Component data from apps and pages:
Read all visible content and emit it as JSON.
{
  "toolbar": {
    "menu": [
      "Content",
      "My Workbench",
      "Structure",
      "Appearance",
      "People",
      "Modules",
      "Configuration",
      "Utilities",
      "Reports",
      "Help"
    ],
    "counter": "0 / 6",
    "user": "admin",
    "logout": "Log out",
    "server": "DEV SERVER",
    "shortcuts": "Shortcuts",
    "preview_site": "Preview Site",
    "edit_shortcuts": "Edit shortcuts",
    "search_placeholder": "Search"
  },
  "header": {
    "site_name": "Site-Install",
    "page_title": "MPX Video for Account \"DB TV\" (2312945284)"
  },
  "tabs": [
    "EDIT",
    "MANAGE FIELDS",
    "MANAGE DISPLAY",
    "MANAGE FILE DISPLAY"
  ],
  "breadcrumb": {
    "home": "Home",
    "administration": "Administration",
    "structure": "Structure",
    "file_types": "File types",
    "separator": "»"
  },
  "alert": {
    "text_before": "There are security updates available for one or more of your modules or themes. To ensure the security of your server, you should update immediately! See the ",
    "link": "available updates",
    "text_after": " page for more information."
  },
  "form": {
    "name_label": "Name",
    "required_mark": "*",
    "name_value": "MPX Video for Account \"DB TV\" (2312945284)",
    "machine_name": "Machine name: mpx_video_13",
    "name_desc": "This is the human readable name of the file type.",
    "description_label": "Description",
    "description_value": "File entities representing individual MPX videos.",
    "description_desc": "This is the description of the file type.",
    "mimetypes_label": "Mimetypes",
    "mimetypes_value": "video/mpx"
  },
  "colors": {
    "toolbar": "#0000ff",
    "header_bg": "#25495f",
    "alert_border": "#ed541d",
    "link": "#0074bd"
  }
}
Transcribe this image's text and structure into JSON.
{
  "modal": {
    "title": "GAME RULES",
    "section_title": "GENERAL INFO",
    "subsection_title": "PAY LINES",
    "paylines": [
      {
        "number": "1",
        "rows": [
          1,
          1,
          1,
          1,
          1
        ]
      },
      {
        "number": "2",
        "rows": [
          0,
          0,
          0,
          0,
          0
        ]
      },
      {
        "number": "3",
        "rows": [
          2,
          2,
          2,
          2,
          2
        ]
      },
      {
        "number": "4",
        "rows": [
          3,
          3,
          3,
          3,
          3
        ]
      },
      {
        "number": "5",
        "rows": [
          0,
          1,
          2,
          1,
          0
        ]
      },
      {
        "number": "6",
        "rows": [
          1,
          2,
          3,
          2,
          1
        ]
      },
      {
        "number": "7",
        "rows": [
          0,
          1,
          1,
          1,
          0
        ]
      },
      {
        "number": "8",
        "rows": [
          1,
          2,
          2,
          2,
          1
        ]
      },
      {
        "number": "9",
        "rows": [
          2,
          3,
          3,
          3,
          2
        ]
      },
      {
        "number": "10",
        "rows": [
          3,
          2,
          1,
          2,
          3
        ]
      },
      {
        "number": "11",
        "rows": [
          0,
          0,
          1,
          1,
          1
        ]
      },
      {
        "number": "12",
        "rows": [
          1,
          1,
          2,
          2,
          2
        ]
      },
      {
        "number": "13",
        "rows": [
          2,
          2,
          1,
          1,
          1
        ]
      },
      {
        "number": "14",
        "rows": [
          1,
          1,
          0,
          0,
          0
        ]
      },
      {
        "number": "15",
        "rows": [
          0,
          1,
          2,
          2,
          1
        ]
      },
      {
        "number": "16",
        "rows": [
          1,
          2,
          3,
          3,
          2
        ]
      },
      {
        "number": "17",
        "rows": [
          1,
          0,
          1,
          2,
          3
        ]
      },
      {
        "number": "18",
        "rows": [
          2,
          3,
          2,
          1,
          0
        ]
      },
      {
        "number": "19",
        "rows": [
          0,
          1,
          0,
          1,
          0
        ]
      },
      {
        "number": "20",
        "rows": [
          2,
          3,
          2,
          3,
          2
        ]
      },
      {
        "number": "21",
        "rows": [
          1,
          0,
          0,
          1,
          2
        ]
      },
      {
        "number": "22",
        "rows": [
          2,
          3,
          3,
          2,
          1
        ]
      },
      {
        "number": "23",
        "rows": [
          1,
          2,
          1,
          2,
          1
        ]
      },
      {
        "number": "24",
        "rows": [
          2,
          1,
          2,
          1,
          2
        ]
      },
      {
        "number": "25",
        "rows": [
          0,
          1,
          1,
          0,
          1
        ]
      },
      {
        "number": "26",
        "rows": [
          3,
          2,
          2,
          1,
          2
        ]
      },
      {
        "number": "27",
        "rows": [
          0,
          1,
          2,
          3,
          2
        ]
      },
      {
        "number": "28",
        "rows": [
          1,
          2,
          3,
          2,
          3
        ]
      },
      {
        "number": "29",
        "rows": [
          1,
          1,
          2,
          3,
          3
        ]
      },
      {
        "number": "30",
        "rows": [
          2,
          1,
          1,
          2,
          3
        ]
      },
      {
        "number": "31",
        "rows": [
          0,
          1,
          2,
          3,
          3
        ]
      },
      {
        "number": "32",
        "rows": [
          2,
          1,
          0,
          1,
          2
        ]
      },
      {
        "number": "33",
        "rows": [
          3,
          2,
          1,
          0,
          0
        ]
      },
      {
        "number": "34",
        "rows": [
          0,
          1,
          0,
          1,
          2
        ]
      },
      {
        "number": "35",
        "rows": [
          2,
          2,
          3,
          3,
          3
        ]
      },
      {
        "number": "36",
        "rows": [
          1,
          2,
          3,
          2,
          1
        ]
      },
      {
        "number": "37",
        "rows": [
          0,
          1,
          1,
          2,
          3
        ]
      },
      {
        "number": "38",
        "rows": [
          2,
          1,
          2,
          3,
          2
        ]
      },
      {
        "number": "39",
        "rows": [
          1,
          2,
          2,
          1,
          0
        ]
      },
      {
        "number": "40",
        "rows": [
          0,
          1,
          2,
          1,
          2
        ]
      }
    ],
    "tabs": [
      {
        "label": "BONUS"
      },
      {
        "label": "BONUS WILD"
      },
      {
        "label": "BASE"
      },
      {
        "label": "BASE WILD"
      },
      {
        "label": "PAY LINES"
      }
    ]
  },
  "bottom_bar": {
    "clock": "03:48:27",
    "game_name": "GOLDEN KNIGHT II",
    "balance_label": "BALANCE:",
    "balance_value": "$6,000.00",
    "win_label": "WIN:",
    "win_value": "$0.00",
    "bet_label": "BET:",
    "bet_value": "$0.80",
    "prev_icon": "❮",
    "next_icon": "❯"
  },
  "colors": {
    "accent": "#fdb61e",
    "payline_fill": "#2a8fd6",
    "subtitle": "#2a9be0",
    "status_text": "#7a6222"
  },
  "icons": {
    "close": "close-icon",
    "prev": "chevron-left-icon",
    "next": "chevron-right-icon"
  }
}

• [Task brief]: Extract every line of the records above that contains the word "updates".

• [Result of this exercise]:
    "text_before": "There are security updates available for one or more of your modules or themes. To ensure the security of your server, you should update immediately! See the ",
    "link": "available updates",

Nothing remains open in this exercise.